The average payback on the capital expenditure is 18 months, with the BTD designed for a usable life of 10 years. A chest freezer-sized machine costs around £20,000, while an articulated lorry-sized one costs around £700,000, which would do 55 tonnes of waste a day.
Once you have bought the machine, for every metric tonne of waste that is put into the front, Advetec calculates the disposal cost at £1.21.
Shaw says the technology is complementary to existing processes. A client in Abu Dhabi was using a MRF to sort mixed waste, but the MRF frequently got clogged up with organic material and had to be shut down. So it installed a BTD pre-MRF, and it has reduced downtime, improved the working environment and enabled non-organic materials to be sorted.
Incinerator operators are also interested. In the US, a pilot plant is being built in Tampa. The current 100MW plant cannot run above 75MW due to the organic content and moisture in black bag waste. The pilot will trial whether pre-processing the material
with the BTD, so that only the inorganic fraction goes into the incinerator, will generate a better energy yield.
And California is looking at putting all of its waste through a BTD process so that what comes out is sorted and can be recycled.
Shaw sees the technology - with everything out the back end of the machine being recyclable, apart from heavy metals and radioactive waste - as part of the shift towards zero waste.

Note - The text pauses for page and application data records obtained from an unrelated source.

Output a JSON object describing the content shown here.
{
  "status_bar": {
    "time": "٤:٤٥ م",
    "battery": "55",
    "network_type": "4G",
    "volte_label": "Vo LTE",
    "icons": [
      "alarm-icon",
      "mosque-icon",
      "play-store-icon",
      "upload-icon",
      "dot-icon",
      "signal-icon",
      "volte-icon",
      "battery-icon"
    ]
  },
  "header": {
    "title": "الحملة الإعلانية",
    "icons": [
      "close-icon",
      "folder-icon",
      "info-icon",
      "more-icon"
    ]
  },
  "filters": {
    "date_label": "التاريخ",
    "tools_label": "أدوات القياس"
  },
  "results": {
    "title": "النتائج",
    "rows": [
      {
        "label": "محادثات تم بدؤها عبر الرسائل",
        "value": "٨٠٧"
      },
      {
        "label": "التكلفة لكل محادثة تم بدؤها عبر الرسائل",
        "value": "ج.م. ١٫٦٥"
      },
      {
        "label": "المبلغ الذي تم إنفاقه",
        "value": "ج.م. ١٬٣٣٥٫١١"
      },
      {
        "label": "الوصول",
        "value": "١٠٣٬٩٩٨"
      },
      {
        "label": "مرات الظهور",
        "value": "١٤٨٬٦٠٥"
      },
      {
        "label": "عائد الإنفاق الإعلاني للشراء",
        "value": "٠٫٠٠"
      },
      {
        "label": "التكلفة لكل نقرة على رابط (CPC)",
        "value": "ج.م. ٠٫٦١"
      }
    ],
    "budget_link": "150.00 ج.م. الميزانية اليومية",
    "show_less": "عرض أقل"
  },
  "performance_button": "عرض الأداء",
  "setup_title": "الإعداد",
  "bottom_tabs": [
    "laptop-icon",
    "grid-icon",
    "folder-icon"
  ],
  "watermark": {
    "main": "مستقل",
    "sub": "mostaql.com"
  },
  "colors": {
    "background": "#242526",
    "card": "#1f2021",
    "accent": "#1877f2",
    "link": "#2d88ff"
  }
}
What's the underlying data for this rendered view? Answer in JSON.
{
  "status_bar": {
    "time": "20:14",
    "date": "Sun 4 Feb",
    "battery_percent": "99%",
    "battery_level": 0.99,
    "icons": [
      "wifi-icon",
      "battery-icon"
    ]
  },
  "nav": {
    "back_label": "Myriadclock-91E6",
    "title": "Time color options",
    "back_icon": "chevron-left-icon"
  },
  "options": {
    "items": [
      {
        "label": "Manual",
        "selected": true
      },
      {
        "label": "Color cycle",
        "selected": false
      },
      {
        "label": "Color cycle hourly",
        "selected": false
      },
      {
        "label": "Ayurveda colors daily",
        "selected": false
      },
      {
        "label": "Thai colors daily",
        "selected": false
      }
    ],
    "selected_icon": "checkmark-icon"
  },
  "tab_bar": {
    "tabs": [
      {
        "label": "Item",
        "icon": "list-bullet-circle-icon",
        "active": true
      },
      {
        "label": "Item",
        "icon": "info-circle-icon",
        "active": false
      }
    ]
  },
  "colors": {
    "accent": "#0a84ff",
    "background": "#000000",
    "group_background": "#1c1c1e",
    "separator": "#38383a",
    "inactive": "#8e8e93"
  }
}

Advetec was formed in 2000, as a specialist in bio-stimulants and ‘understanding how to get the most work out of bacteria’. It has worked in waste water, industrial effluents, river contamination and landfill contamination.
The idea for the BTD came about back in 2006/07 when one of its clients bought an in-vessel composting machine that was struggling to process the waste it was being. Advetec started looking into what strains of bacteria would eat this type of waste quickly.
The initial machine was ready to launch in 2008, just as the global financial crisis hit. So it used the past five years to enhance, redevelop and trial the technology.
The machines, manufactured in the UK, have been available since September.
Other key markets include the utilities sector and the military, as well as new sustainable housing developments.